SUPPLIED MATERIAL -
★ ★ ★

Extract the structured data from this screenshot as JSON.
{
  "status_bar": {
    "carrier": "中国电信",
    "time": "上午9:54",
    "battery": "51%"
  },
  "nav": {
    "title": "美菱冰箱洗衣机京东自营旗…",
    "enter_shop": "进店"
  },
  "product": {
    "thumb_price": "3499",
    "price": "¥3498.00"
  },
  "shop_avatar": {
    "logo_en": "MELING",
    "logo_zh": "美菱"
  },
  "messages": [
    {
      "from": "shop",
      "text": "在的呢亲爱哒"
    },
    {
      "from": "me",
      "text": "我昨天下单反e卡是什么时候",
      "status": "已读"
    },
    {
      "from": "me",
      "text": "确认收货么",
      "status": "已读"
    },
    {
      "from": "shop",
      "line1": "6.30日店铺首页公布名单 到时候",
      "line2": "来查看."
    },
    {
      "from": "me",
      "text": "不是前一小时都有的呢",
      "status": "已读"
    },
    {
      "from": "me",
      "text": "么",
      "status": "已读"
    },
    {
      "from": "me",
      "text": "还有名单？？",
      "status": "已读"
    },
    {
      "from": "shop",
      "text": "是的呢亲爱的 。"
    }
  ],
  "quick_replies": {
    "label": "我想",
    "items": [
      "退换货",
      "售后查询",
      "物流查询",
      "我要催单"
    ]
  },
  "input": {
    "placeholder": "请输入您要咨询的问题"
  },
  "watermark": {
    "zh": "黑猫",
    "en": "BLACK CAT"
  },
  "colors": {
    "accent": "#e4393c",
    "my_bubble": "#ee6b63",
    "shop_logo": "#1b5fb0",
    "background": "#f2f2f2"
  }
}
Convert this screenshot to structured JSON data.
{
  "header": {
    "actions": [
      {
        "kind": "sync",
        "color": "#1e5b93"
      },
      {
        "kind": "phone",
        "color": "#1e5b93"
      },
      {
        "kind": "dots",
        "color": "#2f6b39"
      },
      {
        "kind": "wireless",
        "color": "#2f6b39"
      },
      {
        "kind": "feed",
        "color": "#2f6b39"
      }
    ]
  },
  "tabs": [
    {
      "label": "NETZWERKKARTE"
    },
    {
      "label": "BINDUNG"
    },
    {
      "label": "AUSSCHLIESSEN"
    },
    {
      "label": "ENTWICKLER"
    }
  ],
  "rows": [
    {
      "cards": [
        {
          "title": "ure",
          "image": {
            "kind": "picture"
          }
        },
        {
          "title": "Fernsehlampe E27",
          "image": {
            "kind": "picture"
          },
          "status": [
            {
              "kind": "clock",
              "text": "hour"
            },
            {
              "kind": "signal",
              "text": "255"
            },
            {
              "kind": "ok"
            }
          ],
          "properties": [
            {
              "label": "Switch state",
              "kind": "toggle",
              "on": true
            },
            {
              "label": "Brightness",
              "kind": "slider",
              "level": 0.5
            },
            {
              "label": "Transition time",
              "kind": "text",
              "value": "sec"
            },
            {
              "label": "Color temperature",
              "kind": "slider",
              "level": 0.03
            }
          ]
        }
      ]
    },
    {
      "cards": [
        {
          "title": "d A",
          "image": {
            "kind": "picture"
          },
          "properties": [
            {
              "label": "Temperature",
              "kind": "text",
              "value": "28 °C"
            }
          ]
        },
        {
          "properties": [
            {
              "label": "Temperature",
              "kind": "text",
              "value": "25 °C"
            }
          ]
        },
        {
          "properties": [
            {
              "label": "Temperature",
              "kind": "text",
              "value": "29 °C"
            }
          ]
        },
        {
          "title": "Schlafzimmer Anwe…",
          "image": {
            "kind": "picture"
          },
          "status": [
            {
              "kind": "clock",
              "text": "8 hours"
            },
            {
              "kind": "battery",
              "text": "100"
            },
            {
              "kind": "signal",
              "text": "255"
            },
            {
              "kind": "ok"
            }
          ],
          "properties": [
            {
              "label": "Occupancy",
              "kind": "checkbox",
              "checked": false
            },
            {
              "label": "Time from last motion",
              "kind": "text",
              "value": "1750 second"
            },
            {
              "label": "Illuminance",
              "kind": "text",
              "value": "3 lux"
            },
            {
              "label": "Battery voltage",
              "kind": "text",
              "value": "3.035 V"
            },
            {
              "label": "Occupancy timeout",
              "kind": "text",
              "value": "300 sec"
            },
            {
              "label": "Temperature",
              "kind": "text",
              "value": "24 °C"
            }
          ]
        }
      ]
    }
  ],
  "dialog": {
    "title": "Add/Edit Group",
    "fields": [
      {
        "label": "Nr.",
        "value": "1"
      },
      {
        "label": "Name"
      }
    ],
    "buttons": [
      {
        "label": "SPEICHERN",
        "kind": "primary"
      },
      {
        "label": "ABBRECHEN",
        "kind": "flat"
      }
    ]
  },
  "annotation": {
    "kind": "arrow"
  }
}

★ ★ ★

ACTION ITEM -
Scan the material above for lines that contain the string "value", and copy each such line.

ANSWER TO THIS TASK -
              "value": "sec"
              "value": "28 °C"
              "value": "25 °C"
              "value": "29 °C"
              "value": "1750 second"
              "value": "3 lux"
              "value": "3.035 V"
              "value": "300 sec"
              "value": "24 °C"
        "value": "1"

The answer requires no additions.